Research involving human embryos should be regulated through nationally consistent legislation.

The three states that have already got legislation in place—Victoria, South Australia and WA—did agree. I will accept those previous interjections—they keep saying, `the premiers'—before anybody makes them again: at last count, I thought the premiers were representing the states, and that is the view that some people hold. If we are going to start heading down that path of distinction it will open up a whole can of worms in relation to debates as to what is negotiated at COAG. Regardless of that, three states—or their representatives, the premiers—agreed at COAG to amend their legislation to complement the Commonwealth's legislation. I do note the Attorney-General's advice of 24 September in the other place that these states have in fact commenced doing that. That was certainly an area of questioning for some of us on the committee as well.

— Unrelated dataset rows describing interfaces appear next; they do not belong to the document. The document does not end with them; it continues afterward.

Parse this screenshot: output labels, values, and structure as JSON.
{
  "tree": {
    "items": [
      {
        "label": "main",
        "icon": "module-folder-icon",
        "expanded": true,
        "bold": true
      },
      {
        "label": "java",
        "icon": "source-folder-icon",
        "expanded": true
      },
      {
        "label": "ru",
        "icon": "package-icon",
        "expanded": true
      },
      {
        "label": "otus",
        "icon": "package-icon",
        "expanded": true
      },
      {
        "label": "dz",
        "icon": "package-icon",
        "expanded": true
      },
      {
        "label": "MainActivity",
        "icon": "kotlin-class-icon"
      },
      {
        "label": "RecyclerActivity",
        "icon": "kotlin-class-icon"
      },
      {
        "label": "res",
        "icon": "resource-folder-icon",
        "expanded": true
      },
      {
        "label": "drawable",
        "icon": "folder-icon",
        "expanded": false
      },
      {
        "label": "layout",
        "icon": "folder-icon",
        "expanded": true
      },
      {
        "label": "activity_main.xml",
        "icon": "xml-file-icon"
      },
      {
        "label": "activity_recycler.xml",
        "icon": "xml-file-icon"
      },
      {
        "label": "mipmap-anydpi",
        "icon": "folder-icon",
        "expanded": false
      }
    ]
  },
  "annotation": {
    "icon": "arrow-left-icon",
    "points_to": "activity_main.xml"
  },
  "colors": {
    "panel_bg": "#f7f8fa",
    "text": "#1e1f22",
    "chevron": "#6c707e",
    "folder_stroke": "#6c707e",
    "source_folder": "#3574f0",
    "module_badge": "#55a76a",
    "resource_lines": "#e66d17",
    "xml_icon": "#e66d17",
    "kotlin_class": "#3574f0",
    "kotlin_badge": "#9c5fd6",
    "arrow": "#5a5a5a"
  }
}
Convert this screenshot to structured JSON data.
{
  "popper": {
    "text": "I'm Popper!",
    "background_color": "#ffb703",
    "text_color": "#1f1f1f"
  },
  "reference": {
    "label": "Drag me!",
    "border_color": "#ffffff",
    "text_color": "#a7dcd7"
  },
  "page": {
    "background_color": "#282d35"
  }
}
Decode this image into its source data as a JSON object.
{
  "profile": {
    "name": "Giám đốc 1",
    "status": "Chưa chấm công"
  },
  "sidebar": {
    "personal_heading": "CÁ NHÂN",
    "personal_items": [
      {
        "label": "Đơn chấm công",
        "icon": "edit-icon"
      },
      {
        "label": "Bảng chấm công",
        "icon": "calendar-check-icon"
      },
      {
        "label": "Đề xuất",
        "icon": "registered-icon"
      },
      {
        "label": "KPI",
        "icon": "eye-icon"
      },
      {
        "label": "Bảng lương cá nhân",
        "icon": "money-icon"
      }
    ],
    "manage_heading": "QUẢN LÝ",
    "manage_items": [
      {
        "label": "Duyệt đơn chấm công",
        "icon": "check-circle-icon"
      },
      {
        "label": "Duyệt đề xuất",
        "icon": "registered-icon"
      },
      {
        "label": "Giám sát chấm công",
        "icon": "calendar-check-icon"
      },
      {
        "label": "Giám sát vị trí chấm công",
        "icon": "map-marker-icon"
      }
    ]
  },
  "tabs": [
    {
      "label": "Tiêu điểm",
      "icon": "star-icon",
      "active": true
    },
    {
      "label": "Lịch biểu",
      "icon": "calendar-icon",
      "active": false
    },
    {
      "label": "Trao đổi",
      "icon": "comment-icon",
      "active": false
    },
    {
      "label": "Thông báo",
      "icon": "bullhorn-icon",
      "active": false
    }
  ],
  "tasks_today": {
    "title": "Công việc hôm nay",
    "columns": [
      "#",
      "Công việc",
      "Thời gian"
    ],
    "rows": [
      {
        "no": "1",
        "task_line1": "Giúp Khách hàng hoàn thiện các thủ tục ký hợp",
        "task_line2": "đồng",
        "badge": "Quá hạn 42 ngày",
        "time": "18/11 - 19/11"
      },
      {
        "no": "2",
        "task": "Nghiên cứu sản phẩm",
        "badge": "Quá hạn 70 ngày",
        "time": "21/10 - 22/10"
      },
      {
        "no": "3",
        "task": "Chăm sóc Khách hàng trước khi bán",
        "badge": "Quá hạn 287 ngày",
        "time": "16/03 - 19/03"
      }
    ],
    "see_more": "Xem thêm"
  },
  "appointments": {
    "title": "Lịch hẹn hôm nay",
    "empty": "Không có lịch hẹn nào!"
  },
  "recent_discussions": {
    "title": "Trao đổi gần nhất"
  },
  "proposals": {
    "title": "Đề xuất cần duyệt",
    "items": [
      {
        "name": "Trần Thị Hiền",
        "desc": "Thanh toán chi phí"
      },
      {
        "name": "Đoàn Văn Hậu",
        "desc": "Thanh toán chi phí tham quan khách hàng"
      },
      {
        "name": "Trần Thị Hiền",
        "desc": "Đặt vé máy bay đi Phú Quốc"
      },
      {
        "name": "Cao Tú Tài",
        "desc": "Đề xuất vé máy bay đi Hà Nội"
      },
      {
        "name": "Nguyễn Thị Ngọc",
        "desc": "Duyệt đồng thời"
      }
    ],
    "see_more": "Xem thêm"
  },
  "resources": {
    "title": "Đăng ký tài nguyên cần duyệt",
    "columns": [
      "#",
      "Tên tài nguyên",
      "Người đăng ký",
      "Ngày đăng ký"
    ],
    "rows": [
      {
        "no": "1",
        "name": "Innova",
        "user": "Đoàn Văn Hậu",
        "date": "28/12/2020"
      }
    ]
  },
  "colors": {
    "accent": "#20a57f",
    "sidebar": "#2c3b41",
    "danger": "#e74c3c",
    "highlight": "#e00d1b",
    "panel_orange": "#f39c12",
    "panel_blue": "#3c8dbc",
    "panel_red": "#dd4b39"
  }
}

I believe one of the real strengths of the COAG communique is that it unequivocally intends a nationally consistent legislative and regulatory regime. Any allowance for significant differences among jurisdictions, which will happen if this amendment is successful, is unacceptable to me and the Democrats. Given time constraints I will not go further, but all these debates have been emotional and controversial and I recognise that this one is too. Most of us in the last hour or so have been able to be heard without interjection. I am happy to make sure I stick to that rule myself—in the next hour and a quarter, anyway—and I ask other colleagues to do the same. We may have different debates, views, legal interpretations and what have you on this matter, but this should be a debate that occurs without interjections. It is a particularly interesting debate and I am sure there will be an interesting outcome. While I respect Senator Barnett's strong views on this, neither I nor my colleagues will be supporting his amendment.